When the weather is hot, people tend to use more water in their households. Grass and plants need to be watered more during dry heatwaves, so sprinkler systems get more use during the hottest months of the year. People tend to drink more water when it is hot as well, which also contributes to household water usage. Parents who have school-aged children may also find that their water usage increases during the summertime when their children are out of school and are instead home all day long and using more water. Water conservation is a thought on everyone’s mind during hot months. Tips to save water in hot weather can be beneficial to the planet and your wallet.
Overusing water during a heatwave has multiple different consequences. First of all, using too much water when the weather is hot can contribute to drought in your area—and drought is already a common consequence of hot, dry weather. The environmental impact of high household water usage is negative overall. Plus, using more water during the warmer months of the year can lead to significant increases in your regular water bills.
Fortunately, there are ways to use less water—even when the weather is hot. If you want to reduce your carbon footprint and decrease your water bills, keep reading to learn five top tips for saving water in hot weather.
Water Plants in the Morning
When the weather is hot, do not water your lawn or outdoor plants in the middle of the day. When the sun is high in the sky and beating down on your yard, the water that you use to water your lawn and plants evaporates more quickly—which means you have to use more water to make sure your plants are watered sufficiently.
Instead of watering your plants in the middle of the day, set your sprinkler or drip system on a timer to turn on very early in the morning or very late at night when the water does not evaporate as quickly and less water needs to be used. If you do not have a sprinkler or drip system and water your plants by hand, get your watering done early in the morning as soon as you wake up rather than waiting until later in the day when it is hotter outside.
Get Leaks Repaired
Our second of the five tips to save water has to do with repairs. Leaks—even very minor leaks—waste an enormous amount of water. If you have any water leaks inside or outside your home—whether the leak is a dripping faucet or a malfunctioning sprinkler head—get those leaks repaired as quickly as possible.
Water leaks wastewater no matter what the weather is like outside, but getting any leaks inside or outside your home repaired before a heatwave hits can help you use less water in hot weather.
Install Efficient Toilets and Showerheads
Efficient toilets and showerheads require an initial investment, but that investment pays off in the long run by significantly lowering your water bills. Efficient toilets use between one and two gallons of water with each flush, whereas older inefficient toilets can use up to seven gallons of water per flush. That means you can save up to five or six gallons of water every time you flush your toilet if you invest in an efficient toilet.

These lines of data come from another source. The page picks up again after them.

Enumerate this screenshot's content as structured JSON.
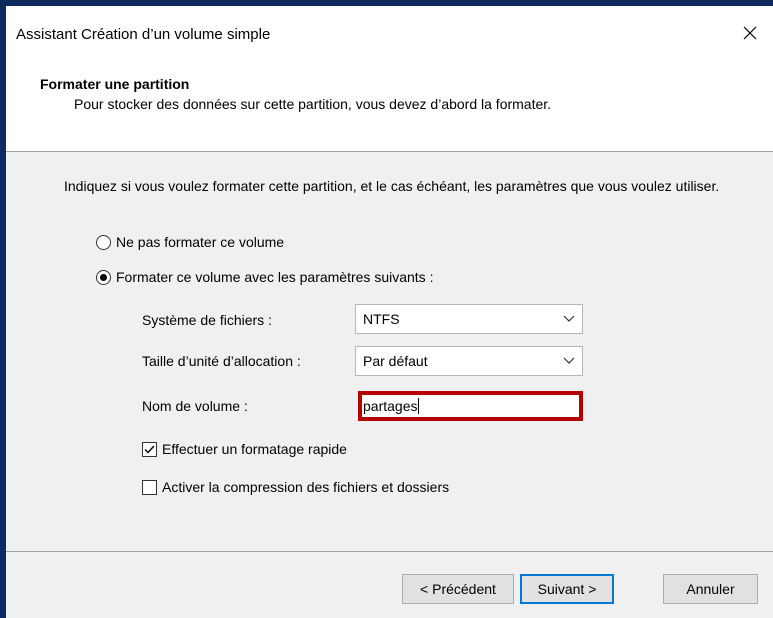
{
  "window": {
    "title": "Assistant Création d’un volume simple",
    "close_icon": "close-icon"
  },
  "header": {
    "title": "Formater une partition",
    "subtitle": "Pour stocker des données sur cette partition, vous devez d’abord la formater."
  },
  "intro": "Indiquez si vous voulez formater cette partition, et le cas échéant, les paramètres que vous voulez utiliser.",
  "options": {
    "no_format_label": "Ne pas formater ce volume",
    "format_label": "Formater ce volume avec les paramètres suivants :",
    "selected": "format"
  },
  "fields": {
    "filesystem_label": "Système de fichiers :",
    "filesystem_value": "NTFS",
    "allocation_label": "Taille d’unité d’allocation :",
    "allocation_value": "Par défaut",
    "volume_name_label": "Nom de volume :",
    "volume_name_value": "partages"
  },
  "checks": {
    "quick_format_label": "Effectuer un formatage rapide",
    "quick_format_checked": true,
    "compression_label": "Activer la compression des fichiers et dossiers",
    "compression_checked": false
  },
  "buttons": {
    "back": "< Précédent",
    "next": "Suivant >",
    "cancel": "Annuler"
  },
  "colors": {
    "highlight_border": "#b40000",
    "default_button_border": "#0078d7"
  }
}
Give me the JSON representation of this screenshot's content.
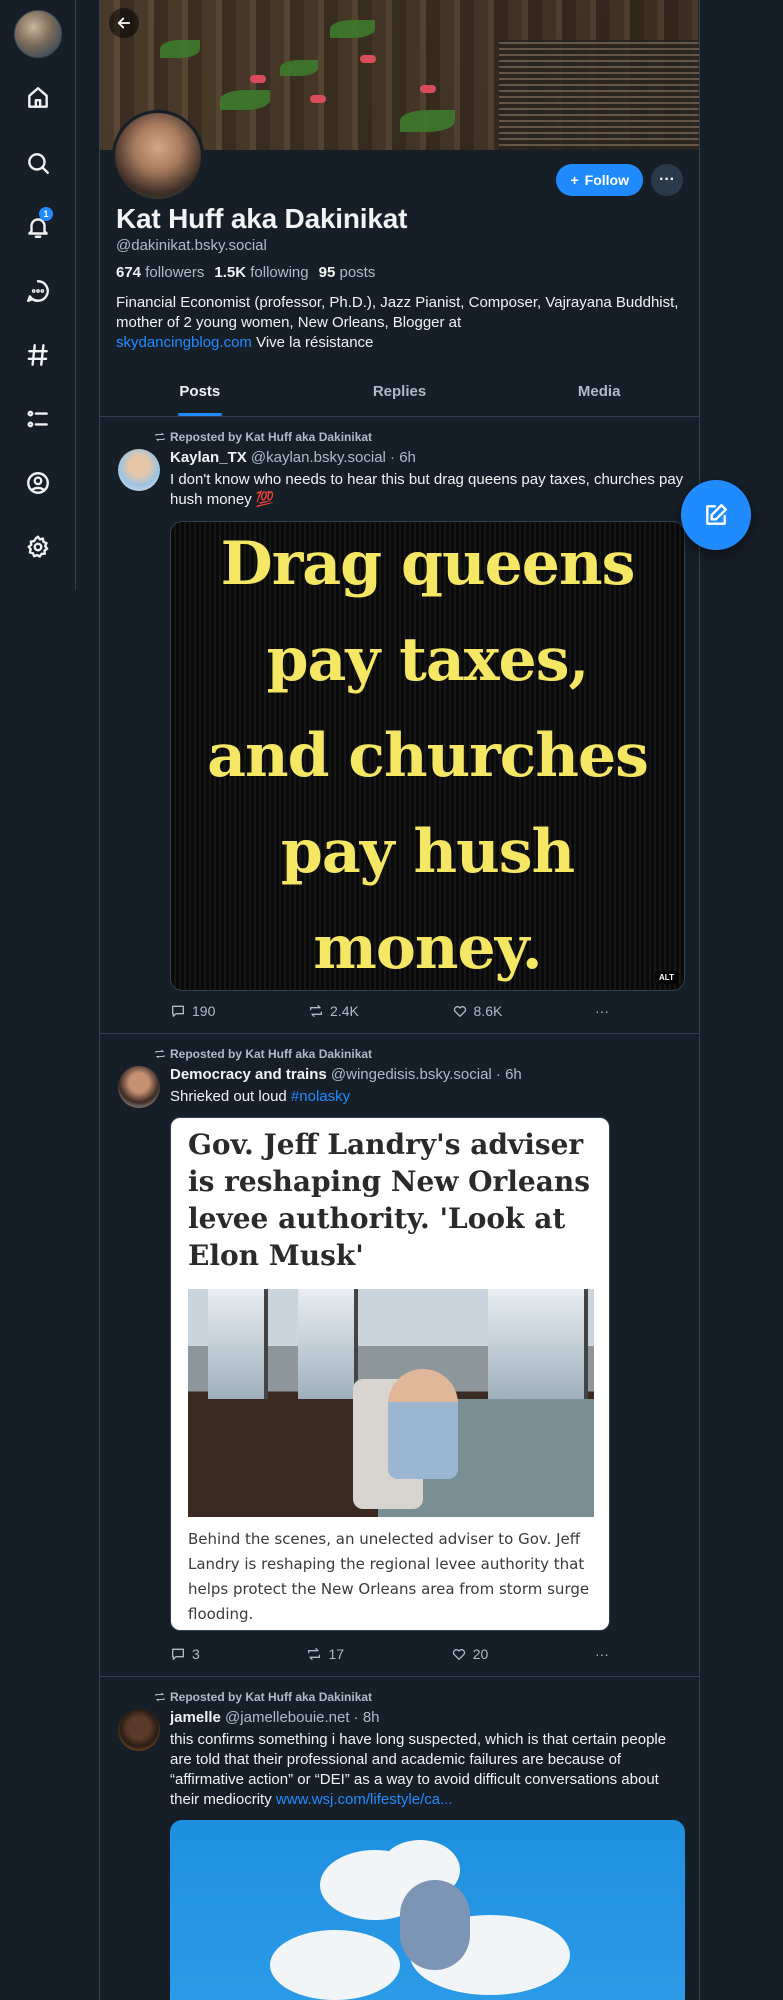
{
  "profile": {
    "display_name": "Kat Huff aka Dakinikat",
    "handle": "@dakinikat.bsky.social",
    "followers_count": "674",
    "followers_label": "followers",
    "following_count": "1.5K",
    "following_label": "following",
    "posts_count": "95",
    "posts_label": "posts",
    "bio_text": "Financial Economist (professor, Ph.D.), Jazz Pianist, Composer, Vajrayana Buddhist, mother of 2 young women, New Orleans, Blogger at",
    "bio_link": "skydancingblog.com",
    "bio_tail": " Vive la résistance",
    "follow_label": "Follow",
    "more_label": "···"
  },
  "nav": {
    "notification_count": "1",
    "icons": [
      "home-icon",
      "search-icon",
      "bell-icon",
      "chat-icon",
      "hashtag-icon",
      "list-icon",
      "profile-icon",
      "gear-icon"
    ]
  },
  "tabs": [
    {
      "label": "Posts",
      "active": true
    },
    {
      "label": "Replies",
      "active": false
    },
    {
      "label": "Media",
      "active": false
    }
  ],
  "posts": [
    {
      "repost_label": "Reposted by Kat Huff aka Dakinikat",
      "author": "Kaylan_TX",
      "meta": "@kaylan.bsky.social · 6h",
      "text": "I don't know who needs to hear this but drag queens pay taxes, churches pay hush money 💯",
      "image_lines": [
        "Drag queens",
        "pay taxes,",
        "and churches",
        "pay hush",
        "money."
      ],
      "alt_badge": "ALT",
      "replies": "190",
      "reposts": "2.4K",
      "likes": "8.6K"
    },
    {
      "repost_label": "Reposted by Kat Huff aka Dakinikat",
      "author": "Democracy and trains",
      "meta": "@wingedisis.bsky.social · 6h",
      "text": "Shrieked out loud ",
      "hashtag": "#nolasky",
      "card_headline": "Gov. Jeff Landry's adviser is reshaping New Orleans levee authority. 'Look at Elon Musk'",
      "card_description": "Behind the scenes, an unelected adviser to Gov. Jeff Landry is reshaping the regional levee authority that helps protect the New Orleans area from storm surge flooding.",
      "replies": "3",
      "reposts": "17",
      "likes": "20"
    },
    {
      "repost_label": "Reposted by Kat Huff aka Dakinikat",
      "author": "jamelle",
      "meta": "@jamellebouie.net · 8h",
      "text": "this confirms something i have long suspected, which is that certain people are told that their professional and academic failures are because of “affirmative action” or “DEI” as a way to avoid difficult conversations about their mediocrity ",
      "link": "www.wsj.com/lifestyle/ca..."
    }
  ],
  "colors": {
    "background": "#161e27",
    "accent": "#208bfe",
    "muted_text": "#aebbc9",
    "border": "#2e4052",
    "image_text_yellow": "#f5e663"
  }
}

Similarly, efficient showerheads can reduce the amount of water you use every time you shower by up to 60%—which can save you a significant amount of money on your monthly water bills and reduces water waste in your household.
Take Shorter Showers
Another of our tips to save water is by spending less time in the shower. No matter what time of the year it is, shortening the length of your showers is one of the best ways to save water in your household. The average shower in North America uses five gallons of water per minute. This means that cutting your shower by just five minutes—for example, from fifteen minutes to ten minutes—can save up to 25 gallons of water.
If you don’t think you can shorten your showers at all, turning off the shower when you are not actively using the water—such as when you are scrubbing your body or shaving—is a great way to save water while you shower without taking shorter showers.
Rethink Your Landscaping
This tip requires some forethought, but you might want to rethink the landscaping around your house if you are staring down a heatwave—and especially if you live in an area where the weather is warm and dry very frequently.
The grass is one of the least drought-friendly plant species, yet lawns are some of the most popular landscaping features throughout North America. If you have a lawn, consider replacing your grass with drought-friendly ground cover that does not require as much water instead.
Also, plant native instead of exotic plant species when possible—plants that are native to the area where you live are able to adapt to hot weather more easily without requiring extra water or care. Drought-friendly plants such as succulents and cacti are other excellent options for landscaping your yard to save water when the weather gets hot.